== ACTIVITY ==
Could you repeat the entries below word for word, leaving nothing out?

== RECORDS PROVIDED ==

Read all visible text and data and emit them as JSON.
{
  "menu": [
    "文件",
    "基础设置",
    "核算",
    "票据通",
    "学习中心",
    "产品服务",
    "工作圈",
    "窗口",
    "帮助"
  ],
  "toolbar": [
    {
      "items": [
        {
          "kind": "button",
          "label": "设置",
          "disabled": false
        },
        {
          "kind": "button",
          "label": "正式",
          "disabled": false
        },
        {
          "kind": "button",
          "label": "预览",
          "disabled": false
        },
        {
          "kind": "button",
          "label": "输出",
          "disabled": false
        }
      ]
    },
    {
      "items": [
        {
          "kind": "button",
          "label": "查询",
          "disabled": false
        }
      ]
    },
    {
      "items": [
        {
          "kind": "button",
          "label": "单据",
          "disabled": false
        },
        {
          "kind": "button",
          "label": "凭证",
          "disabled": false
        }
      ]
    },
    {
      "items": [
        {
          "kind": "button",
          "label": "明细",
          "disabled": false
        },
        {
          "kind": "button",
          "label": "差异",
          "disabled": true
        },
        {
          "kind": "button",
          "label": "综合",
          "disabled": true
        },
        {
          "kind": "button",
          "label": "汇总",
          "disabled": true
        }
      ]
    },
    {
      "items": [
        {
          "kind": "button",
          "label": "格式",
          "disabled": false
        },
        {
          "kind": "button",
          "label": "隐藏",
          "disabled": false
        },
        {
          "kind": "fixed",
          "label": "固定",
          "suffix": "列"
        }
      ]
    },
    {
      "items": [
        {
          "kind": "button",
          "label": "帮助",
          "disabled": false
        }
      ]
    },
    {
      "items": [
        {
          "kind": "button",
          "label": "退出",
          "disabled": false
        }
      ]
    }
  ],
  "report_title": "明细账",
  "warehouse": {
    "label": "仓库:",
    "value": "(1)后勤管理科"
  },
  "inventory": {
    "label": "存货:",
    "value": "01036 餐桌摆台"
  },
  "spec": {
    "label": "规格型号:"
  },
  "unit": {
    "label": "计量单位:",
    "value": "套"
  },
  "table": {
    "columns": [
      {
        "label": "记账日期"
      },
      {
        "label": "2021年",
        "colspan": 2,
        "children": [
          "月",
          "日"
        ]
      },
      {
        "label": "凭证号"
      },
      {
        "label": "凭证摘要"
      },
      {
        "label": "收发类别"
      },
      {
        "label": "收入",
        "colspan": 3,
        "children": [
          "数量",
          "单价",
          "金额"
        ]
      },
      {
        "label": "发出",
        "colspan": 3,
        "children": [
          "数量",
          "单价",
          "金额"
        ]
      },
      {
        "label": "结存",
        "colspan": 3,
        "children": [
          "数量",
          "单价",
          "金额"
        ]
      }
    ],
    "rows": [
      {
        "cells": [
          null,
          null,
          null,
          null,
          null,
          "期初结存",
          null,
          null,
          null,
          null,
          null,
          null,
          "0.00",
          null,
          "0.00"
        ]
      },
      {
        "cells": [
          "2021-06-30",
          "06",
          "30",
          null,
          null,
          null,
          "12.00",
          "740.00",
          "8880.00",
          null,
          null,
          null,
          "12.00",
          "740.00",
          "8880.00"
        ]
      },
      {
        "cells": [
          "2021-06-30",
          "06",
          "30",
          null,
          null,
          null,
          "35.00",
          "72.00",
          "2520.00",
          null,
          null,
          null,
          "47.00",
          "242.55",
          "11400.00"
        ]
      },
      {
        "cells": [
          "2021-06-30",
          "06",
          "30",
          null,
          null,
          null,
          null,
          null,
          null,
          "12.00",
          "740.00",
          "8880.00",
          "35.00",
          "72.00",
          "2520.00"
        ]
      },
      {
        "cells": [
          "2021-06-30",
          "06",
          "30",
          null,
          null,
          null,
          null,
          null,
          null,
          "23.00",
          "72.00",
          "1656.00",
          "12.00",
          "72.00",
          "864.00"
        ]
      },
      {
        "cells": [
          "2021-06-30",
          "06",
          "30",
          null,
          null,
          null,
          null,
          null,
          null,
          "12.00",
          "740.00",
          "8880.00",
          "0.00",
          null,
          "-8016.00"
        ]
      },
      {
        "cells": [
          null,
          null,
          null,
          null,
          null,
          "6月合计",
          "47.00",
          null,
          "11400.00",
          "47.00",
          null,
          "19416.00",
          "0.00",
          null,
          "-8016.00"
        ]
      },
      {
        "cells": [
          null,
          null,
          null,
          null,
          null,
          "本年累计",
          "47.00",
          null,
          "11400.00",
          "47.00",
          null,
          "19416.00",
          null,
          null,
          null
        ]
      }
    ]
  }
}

== ANSWER ==
Read all visible text and data and emit them as JSON.
{
  "menu": [
    "文件",
    "基础设置",
    "核算",
    "票据通",
    "学习中心",
    "产品服务",
    "工作圈",
    "窗口",
    "帮助"
  ],
  "toolbar": [
    {
      "items": [
        {
          "kind": "button",
          "label": "设置",
          "disabled": false
        },
        {
          "kind": "button",
          "label": "正式",
          "disabled": false
        },
        {
          "kind": "button",
          "label": "预览",
          "disabled": false
        },
        {
          "kind": "button",
          "label": "输出",
          "disabled": false
        }
      ]
    },
    {
      "items": [
        {
          "kind": "button",
          "label": "查询",
          "disabled": false
        }
      ]
    },
    {
      "items": [
        {
          "kind": "button",
          "label": "单据",
          "disabled": false
        },
        {
          "kind": "button",
          "label": "凭证",
          "disabled": false
        }
      ]
    },
    {
      "items": [
        {
          "kind": "button",
          "label": "明细",
          "disabled": false
        },
        {
          "kind": "button",
          "label": "差异",
          "disabled": true
        },
        {
          "kind": "button",
          "label": "综合",
          "disabled": true
        },
        {
          "kind": "button",
          "label": "汇总",
          "disabled": true
        }
      ]
    },
    {
      "items": [
        {
          "kind": "button",
          "label": "格式",
          "disabled": false
        },
        {
          "kind": "button",
          "label": "隐藏",
          "disabled": false
        },
        {
          "kind": "fixed",
          "label": "固定",
          "suffix": "列"
        }
      ]
    },
    {
      "items": [
        {
          "kind": "button",
          "label": "帮助",
          "disabled": false
        }
      ]
    },
    {
      "items": [
        {
          "kind": "button",
          "label": "退出",
          "disabled": false
        }
      ]
    }
  ],
  "report_title": "明细账",
  "warehouse": {
    "label": "仓库:",
    "value": "(1)后勤管理科"
  },
  "inventory": {
    "label": "存货:",
    "value": "01036 餐桌摆台"
  },
  "spec": {
    "label": "规格型号:"
  },
  "unit": {
    "label": "计量单位:",
    "value": "套"
  },
  "table": {
    "columns": [
      {
        "label": "记账日期"
      },
      {
        "label": "2021年",
        "colspan": 2,
        "children": [
          "月",
          "日"
        ]
      },
      {
        "label": "凭证号"
      },
      {
        "label": "凭证摘要"
      },
      {
        "label": "收发类别"
      },
      {
        "label": "收入",
        "colspan": 3,
        "children": [
          "数量",
          "单价",
          "金额"
        ]
      },
      {
        "label": "发出",
        "colspan": 3,
        "children": [
          "数量",
          "单价",
          "金额"
        ]
      },
      {
        "label": "结存",
        "colspan": 3,
        "children": [
          "数量",
          "单价",
          "金额"
        ]
      }
    ],
    "rows": [
      {
        "cells": [
          null,
          null,
          null,
          null,
          null,
          "期初结存",
          null,
          null,
          null,
          null,
          null,
          null,
          "0.00",
          null,
          "0.00"
        ]
      },
      {
        "cells": [
          "2021-06-30",
          "06",
          "30",
          null,
          null,
          null,
          "12.00",
          "740.00",
          "8880.00",
          null,
          null,
          null,
          "12.00",
          "740.00",
          "8880.00"
        ]
      },
      {
        "cells": [
          "2021-06-30",
          "06",
          "30",
          null,
          null,
          null,
          "35.00",
          "72.00",
          "2520.00",
          null,
          null,
          null,
          "47.00",
          "242.55",
          "11400.00"
        ]
      },
      {
        "cells": [
          "2021-06-30",
          "06",
          "30",
          null,
          null,
          null,
          null,
          null,
          null,
          "12.00",
          "740.00",
          "8880.00",
          "35.00",
          "72.00",
          "2520.00"
        ]
      },
      {
        "cells": [
          "2021-06-30",
          "06",
          "30",
          null,
          null,
          null,
          null,
          null,
          null,
          "23.00",
          "72.00",
          "1656.00",
          "12.00",
          "72.00",
          "864.00"
        ]
      },
      {
        "cells": [
          "2021-06-30",
          "06",
          "30",
          null,
          null,
          null,
          null,
          null,
          null,
          "12.00",
          "740.00",
          "8880.00",
          "0.00",
          null,
          "-8016.00"
        ]
      },
      {
        "cells": [
          null,
          null,
          null,
          null,
          null,
          "6月合计",
          "47.00",
          null,
          "11400.00",
          "47.00",
          null,
          "19416.00",
          "0.00",
          null,
          "-8016.00"
        ]
      },
      {
        "cells": [
          null,
          null,
          null,
          null,
          null,
          "本年累计",
          "47.00",
          null,
          "11400.00",
          "47.00",
          null,
          "19416.00",
          null,
          null,
          null
        ]
      }
    ]
  }
}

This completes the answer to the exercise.